  • There’s less background interference in the 6GHz band. No need to worry so much about home equipment causing interference and when your partner turns on the microwave mid-way through your Zoom call there’ll be no impact.
  • Avoiding neighbour interference. There’ll be 14 x 80MHz channels available in the US, which should be plenty for your home equipment to find a nice clear channel and give you the full performance of your in-bound fibre connection.

But we have questions (and will bring you answers)

At 6GHz, the signals do not travel as far as the original 2.4GHz band. And to avoid interference with existing systems, indoor coverage will be low power.

Although access points will be adaptive and fall back to 2.4GHz as devices get further away, the full benefit will only be realised when the device is fairly close to the equipment (or at least has few obstructions). Our view is that Wi-Fi meshes are going to be needed more than before. Some service providers call these “Whole Home” solutions and charge the customer for mesh nodes or “extenders”, and in many cases it’s an expense which is hard to swallow. It’s now likely most homes or offices will need more equipment – a large factor-in cost.

Our question here is whether we might see a drop in price or even bundling of mesh systems into service provider’s standard equipment? Does it even make sense to buy Wi-Fi 6E equipment which is not a mesh?

In order to use the 6GHz band outside the home where higher power is needed, devices will use an automated frequency coordination system to avoid incumbent services in the band. The industry has struggled to make this work for DFS (radar band) and TV Whitespace in the past. There are some CBRS deployments, however, which use similar concepts. So we’re waiting to hear from the industry on how well they expect this technology to work.
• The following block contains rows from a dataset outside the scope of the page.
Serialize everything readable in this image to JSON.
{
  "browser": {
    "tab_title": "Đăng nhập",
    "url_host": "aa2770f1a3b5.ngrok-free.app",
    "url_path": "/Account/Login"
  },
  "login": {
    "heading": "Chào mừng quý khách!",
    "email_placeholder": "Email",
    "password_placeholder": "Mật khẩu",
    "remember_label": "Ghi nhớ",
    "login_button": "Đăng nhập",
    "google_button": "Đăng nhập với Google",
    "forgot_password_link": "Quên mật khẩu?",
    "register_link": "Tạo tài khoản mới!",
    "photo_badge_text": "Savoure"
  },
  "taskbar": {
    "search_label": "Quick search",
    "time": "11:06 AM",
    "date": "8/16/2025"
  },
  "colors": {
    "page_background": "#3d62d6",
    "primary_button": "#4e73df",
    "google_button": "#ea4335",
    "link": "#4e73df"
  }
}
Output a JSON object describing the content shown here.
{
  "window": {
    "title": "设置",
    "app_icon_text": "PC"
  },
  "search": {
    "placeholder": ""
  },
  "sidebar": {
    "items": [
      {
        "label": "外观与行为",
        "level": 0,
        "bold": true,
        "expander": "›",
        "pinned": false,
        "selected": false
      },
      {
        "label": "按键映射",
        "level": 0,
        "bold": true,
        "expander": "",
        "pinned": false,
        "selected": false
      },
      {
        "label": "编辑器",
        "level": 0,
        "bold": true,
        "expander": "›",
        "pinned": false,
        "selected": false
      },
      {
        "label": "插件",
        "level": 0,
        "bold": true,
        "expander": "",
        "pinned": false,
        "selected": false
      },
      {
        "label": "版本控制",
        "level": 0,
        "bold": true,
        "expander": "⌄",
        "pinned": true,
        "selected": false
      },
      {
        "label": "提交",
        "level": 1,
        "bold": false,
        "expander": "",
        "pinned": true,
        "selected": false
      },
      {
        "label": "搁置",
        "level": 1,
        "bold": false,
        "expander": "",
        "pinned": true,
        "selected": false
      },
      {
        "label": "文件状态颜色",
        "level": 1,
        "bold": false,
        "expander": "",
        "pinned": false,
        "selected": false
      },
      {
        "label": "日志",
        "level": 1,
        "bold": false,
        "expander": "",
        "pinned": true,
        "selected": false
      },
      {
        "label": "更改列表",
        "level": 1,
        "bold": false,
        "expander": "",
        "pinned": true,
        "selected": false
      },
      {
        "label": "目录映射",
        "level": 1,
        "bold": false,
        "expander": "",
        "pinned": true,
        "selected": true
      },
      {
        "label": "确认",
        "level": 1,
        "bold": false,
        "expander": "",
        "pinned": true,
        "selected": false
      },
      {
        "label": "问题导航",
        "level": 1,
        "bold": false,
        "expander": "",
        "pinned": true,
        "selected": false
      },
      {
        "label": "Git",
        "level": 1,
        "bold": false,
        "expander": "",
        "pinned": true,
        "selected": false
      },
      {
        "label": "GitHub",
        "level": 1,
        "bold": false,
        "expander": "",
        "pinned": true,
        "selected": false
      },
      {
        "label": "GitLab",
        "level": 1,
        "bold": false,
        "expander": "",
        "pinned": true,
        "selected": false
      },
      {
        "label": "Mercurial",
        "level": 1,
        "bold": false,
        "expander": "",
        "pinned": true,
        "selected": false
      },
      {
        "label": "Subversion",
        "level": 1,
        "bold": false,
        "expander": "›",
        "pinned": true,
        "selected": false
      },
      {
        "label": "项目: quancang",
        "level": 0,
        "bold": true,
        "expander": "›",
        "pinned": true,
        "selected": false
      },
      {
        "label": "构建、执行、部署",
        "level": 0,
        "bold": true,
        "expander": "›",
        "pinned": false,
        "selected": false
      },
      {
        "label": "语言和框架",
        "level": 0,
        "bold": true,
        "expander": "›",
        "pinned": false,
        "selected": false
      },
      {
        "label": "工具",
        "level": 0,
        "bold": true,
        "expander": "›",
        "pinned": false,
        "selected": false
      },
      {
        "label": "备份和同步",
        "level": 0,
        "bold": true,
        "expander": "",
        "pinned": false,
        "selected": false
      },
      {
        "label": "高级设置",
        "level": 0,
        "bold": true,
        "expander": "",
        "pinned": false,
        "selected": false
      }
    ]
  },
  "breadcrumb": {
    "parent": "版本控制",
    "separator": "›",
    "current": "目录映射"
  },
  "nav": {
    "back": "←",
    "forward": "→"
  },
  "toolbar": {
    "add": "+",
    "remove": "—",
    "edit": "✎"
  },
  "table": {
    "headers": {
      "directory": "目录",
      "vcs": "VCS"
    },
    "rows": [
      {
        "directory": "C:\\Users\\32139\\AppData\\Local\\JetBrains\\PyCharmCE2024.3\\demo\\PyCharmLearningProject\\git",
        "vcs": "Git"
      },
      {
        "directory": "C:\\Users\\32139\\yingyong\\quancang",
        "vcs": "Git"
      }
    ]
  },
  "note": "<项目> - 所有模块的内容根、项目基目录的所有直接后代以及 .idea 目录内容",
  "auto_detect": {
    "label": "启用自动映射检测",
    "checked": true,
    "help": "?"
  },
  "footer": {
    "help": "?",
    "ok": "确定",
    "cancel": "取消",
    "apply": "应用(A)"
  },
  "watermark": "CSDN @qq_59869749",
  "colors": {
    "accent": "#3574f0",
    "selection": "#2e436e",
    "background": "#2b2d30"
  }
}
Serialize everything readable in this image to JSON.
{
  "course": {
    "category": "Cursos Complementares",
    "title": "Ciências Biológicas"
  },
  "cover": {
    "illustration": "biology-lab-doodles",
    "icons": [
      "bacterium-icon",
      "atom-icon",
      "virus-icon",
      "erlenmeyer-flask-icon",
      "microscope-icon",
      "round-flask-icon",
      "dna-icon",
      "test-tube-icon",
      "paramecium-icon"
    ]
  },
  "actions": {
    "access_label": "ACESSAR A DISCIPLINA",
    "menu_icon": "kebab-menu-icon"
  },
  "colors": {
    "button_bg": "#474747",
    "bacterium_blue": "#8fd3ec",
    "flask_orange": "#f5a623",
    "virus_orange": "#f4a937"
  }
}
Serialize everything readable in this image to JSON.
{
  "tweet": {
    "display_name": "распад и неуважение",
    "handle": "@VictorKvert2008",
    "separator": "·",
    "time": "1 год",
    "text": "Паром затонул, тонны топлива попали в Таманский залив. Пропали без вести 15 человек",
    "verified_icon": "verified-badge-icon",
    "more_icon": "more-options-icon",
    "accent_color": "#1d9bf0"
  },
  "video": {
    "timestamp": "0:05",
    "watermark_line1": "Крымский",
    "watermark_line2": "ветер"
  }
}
Stay tuned for the next instalment!

So, exciting times for Wi-Fi and you probably want to know more. I’ll be providing live updates on Twitter as this goes live and watch this space to see some answers to our questions.

Posted by Ben Toner

One Comment

  1. All the nonsense around 5G and coronavirus has clouded the real issues and concerns of real scientists: https://blogs.scientificamerican.com/observations/we-have-no-reason-to-believe-5g-is-safe/

    There is concern that even testing on 4G was pretty sparse, so what about long-term exposure to 6GHz signals in the home? As of 19th April, 2020 353 scientists and doctors have appealed to the EU to halt rollout until substantial testing has been done.

    What is your opinion?

    Like

    Reply

Leave a Reply

Please log in using one of these methods to post your comment:

WordPress.com Logo

You are commenting using your WordPress.com account. Log Out /  Change )

Google photo

You are commenting using your Google account. Log Out /  Change )

Twitter picture

You are commenting using your Twitter account. Log Out /  Change )

Facebook photo

You are commenting using your Facebook account. Log Out /  Change )

Connecting to %s